MATERIAL FOR THIS TASK Start Marker
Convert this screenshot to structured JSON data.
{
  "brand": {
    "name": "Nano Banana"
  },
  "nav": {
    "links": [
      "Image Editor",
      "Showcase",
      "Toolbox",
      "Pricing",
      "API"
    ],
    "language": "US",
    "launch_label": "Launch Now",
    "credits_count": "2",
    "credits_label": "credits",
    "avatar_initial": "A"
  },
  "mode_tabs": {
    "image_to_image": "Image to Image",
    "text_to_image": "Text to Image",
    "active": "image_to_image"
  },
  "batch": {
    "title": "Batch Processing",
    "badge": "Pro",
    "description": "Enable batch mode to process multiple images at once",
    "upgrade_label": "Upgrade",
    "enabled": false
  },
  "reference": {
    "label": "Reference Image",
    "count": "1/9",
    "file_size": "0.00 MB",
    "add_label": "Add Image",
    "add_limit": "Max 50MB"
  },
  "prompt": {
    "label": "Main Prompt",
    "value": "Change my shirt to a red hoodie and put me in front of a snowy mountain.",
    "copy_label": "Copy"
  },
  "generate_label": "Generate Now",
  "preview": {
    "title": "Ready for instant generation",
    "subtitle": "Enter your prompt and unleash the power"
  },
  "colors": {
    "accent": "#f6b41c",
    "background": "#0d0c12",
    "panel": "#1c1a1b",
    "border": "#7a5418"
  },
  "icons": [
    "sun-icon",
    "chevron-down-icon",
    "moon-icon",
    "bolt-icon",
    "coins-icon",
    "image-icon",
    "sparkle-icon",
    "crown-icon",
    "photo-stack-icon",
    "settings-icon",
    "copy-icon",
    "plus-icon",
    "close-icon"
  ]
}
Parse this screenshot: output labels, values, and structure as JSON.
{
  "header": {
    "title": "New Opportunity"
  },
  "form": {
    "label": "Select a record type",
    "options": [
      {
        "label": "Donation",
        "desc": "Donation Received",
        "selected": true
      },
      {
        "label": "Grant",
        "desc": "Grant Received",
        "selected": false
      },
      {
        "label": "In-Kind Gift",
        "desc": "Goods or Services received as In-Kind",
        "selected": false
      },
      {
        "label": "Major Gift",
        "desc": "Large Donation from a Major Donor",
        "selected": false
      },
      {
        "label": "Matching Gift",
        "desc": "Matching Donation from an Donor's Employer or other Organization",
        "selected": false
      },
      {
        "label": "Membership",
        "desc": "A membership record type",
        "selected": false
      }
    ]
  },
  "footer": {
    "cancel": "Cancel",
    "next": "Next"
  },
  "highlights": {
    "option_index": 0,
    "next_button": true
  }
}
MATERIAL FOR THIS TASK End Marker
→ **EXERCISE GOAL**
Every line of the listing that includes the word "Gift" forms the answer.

→ **ANSWER TO THIS TASK**
        "label": "In-Kind Gift",
        "label": "Major Gift",
        "label": "Matching Gift",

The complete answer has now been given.